• [Listed entries]
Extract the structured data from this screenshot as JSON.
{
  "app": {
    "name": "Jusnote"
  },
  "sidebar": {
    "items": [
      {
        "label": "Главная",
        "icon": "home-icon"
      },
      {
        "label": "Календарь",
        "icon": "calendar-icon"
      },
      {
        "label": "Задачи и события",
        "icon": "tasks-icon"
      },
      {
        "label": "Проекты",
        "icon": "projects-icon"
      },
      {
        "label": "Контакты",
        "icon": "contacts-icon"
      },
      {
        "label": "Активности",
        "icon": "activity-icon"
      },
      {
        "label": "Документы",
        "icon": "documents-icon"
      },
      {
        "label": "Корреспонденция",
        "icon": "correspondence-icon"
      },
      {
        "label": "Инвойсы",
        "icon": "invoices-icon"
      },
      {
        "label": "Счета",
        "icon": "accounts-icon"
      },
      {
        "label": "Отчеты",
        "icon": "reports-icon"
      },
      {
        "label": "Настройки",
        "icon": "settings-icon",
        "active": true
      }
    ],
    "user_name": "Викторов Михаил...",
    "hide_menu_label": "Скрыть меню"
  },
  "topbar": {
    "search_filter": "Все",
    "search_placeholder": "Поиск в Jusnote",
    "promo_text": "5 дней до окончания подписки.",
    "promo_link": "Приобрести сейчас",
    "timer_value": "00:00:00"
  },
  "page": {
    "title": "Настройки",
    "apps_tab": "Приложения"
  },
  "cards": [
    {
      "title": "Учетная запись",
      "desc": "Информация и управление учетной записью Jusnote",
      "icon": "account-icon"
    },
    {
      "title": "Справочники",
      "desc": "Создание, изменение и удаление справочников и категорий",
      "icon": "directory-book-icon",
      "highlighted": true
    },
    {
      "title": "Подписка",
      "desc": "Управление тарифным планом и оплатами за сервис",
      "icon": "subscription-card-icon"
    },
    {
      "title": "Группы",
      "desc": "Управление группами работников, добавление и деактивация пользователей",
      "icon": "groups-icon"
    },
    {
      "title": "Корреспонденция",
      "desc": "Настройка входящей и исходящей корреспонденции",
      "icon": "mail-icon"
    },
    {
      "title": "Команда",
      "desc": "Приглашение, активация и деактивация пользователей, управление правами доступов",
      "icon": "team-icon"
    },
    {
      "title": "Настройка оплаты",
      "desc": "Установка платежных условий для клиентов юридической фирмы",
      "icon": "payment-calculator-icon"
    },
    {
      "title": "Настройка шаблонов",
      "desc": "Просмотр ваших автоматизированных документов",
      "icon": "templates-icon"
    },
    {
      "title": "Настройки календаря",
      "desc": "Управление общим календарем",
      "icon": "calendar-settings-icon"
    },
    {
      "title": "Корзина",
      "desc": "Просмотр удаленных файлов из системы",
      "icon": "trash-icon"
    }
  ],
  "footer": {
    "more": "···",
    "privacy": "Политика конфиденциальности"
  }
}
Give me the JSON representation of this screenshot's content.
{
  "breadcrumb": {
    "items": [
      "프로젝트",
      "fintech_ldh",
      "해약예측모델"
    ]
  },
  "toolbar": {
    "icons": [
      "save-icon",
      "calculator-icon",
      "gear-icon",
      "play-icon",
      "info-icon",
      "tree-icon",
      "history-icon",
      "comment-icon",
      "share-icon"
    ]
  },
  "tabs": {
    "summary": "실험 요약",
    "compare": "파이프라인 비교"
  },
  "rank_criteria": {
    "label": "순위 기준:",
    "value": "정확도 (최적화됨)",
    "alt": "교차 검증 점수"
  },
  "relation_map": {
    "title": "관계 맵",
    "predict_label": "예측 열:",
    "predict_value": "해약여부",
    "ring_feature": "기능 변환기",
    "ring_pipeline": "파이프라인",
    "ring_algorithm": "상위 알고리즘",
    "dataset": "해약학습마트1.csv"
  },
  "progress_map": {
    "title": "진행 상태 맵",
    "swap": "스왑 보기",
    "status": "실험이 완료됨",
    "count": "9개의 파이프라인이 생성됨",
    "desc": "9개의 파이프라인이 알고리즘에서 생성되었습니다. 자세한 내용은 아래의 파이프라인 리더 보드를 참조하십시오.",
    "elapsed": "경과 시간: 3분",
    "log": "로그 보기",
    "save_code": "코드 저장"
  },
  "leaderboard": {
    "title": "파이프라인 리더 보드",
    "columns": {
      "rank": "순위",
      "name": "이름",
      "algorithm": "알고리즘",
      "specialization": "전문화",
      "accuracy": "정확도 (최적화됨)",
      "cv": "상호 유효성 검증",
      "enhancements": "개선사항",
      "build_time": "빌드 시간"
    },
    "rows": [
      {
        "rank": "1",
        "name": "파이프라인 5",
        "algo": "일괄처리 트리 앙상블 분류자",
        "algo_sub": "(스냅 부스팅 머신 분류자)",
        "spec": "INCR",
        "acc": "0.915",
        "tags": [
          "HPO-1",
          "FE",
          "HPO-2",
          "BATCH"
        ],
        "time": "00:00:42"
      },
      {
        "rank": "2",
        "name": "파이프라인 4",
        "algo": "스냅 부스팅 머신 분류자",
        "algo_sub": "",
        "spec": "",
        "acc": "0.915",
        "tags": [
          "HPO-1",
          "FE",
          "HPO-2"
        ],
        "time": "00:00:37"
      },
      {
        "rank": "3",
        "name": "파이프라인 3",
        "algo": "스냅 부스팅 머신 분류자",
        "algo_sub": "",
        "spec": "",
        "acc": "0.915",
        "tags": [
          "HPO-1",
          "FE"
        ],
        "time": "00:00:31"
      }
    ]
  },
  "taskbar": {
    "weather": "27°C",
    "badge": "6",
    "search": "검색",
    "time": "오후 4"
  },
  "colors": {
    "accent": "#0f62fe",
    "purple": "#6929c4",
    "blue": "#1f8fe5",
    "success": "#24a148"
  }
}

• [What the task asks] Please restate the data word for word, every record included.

• [Task response]
Extract the structured data from this screenshot as JSON.
{
  "app": {
    "name": "Jusnote"
  },
  "sidebar": {
    "items": [
      {
        "label": "Главная",
        "icon": "home-icon"
      },
      {
        "label": "Календарь",
        "icon": "calendar-icon"
      },
      {
        "label": "Задачи и события",
        "icon": "tasks-icon"
      },
      {
        "label": "Проекты",
        "icon": "projects-icon"
      },
      {
        "label": "Контакты",
        "icon": "contacts-icon"
      },
      {
        "label": "Активности",
        "icon": "activity-icon"
      },
      {
        "label": "Документы",
        "icon": "documents-icon"
      },
      {
        "label": "Корреспонденция",
        "icon": "correspondence-icon"
      },
      {
        "label": "Инвойсы",
        "icon": "invoices-icon"
      },
      {
        "label": "Счета",
        "icon": "accounts-icon"
      },
      {
        "label": "Отчеты",
        "icon": "reports-icon"
      },
      {
        "label": "Настройки",
        "icon": "settings-icon",
        "active": true
      }
    ],
    "user_name": "Викторов Михаил...",
    "hide_menu_label": "Скрыть меню"
  },
  "topbar": {
    "search_filter": "Все",
    "search_placeholder": "Поиск в Jusnote",
    "promo_text": "5 дней до окончания подписки.",
    "promo_link": "Приобрести сейчас",
    "timer_value": "00:00:00"
  },
  "page": {
    "title": "Настройки",
    "apps_tab": "Приложения"
  },
  "cards": [
    {
      "title": "Учетная запись",
      "desc": "Информация и управление учетной записью Jusnote",
      "icon": "account-icon"
    },
    {
      "title": "Справочники",
      "desc": "Создание, изменение и удаление справочников и категорий",
      "icon": "directory-book-icon",
      "highlighted": true
    },
    {
      "title": "Подписка",
      "desc": "Управление тарифным планом и оплатами за сервис",
      "icon": "subscription-card-icon"
    },
    {
      "title": "Группы",
      "desc": "Управление группами работников, добавление и деактивация пользователей",
      "icon": "groups-icon"
    },
    {
      "title": "Корреспонденция",
      "desc": "Настройка входящей и исходящей корреспонденции",
      "icon": "mail-icon"
    },
    {
      "title": "Команда",
      "desc": "Приглашение, активация и деактивация пользователей, управление правами доступов",
      "icon": "team-icon"
    },
    {
      "title": "Настройка оплаты",
      "desc": "Установка платежных условий для клиентов юридической фирмы",
      "icon": "payment-calculator-icon"
    },
    {
      "title": "Настройка шаблонов",
      "desc": "Просмотр ваших автоматизированных документов",
      "icon": "templates-icon"
    },
    {
      "title": "Настройки календаря",
      "desc": "Управление общим календарем",
      "icon": "calendar-settings-icon"
    },
    {
      "title": "Корзина",
      "desc": "Просмотр удаленных файлов из системы",
      "icon": "trash-icon"
    }
  ],
  "footer": {
    "more": "···",
    "privacy": "Политика конфиденциальности"
  }
}
Give me the JSON representation of this screenshot's content.
{
  "breadcrumb": {
    "items": [
      "프로젝트",
      "fintech_ldh",
      "해약예측모델"
    ]
  },
  "toolbar": {
    "icons": [
      "save-icon",
      "calculator-icon",
      "gear-icon",
      "play-icon",
      "info-icon",
      "tree-icon",
      "history-icon",
      "comment-icon",
      "share-icon"
    ]
  },
  "tabs": {
    "summary": "실험 요약",
    "compare": "파이프라인 비교"
  },
  "rank_criteria": {
    "label": "순위 기준:",
    "value": "정확도 (최적화됨)",
    "alt": "교차 검증 점수"
  },
  "relation_map": {
    "title": "관계 맵",
    "predict_label": "예측 열:",
    "predict_value": "해약여부",
    "ring_feature": "기능 변환기",
    "ring_pipeline": "파이프라인",
    "ring_algorithm": "상위 알고리즘",
    "dataset": "해약학습마트1.csv"
  },
  "progress_map": {
    "title": "진행 상태 맵",
    "swap": "스왑 보기",
    "status": "실험이 완료됨",
    "count": "9개의 파이프라인이 생성됨",
    "desc": "9개의 파이프라인이 알고리즘에서 생성되었습니다. 자세한 내용은 아래의 파이프라인 리더 보드를 참조하십시오.",
    "elapsed": "경과 시간: 3분",
    "log": "로그 보기",
    "save_code": "코드 저장"
  },
  "leaderboard": {
    "title": "파이프라인 리더 보드",
    "columns": {
      "rank": "순위",
      "name": "이름",
      "algorithm": "알고리즘",
      "specialization": "전문화",
      "accuracy": "정확도 (최적화됨)",
      "cv": "상호 유효성 검증",
      "enhancements": "개선사항",
      "build_time": "빌드 시간"
    },
    "rows": [
      {
        "rank": "1",
        "name": "파이프라인 5",
        "algo": "일괄처리 트리 앙상블 분류자",
        "algo_sub": "(스냅 부스팅 머신 분류자)",
        "spec": "INCR",
        "acc": "0.915",
        "tags": [
          "HPO-1",
          "FE",
          "HPO-2",
          "BATCH"
        ],
        "time": "00:00:42"
      },
      {
        "rank": "2",
        "name": "파이프라인 4",
        "algo": "스냅 부스팅 머신 분류자",
        "algo_sub": "",
        "spec": "",
        "acc": "0.915",
        "tags": [
          "HPO-1",
          "FE",
          "HPO-2"
        ],
        "time": "00:00:37"
      },
      {
        "rank": "3",
        "name": "파이프라인 3",
        "algo": "스냅 부스팅 머신 분류자",
        "algo_sub": "",
        "spec": "",
        "acc": "0.915",
        "tags": [
          "HPO-1",
          "FE"
        ],
        "time": "00:00:31"
      }
    ]
  },
  "taskbar": {
    "weather": "27°C",
    "badge": "6",
    "search": "검색",
    "time": "오후 4"
  },
  "colors": {
    "accent": "#0f62fe",
    "purple": "#6929c4",
    "blue": "#1f8fe5",
    "success": "#24a148"
  }
}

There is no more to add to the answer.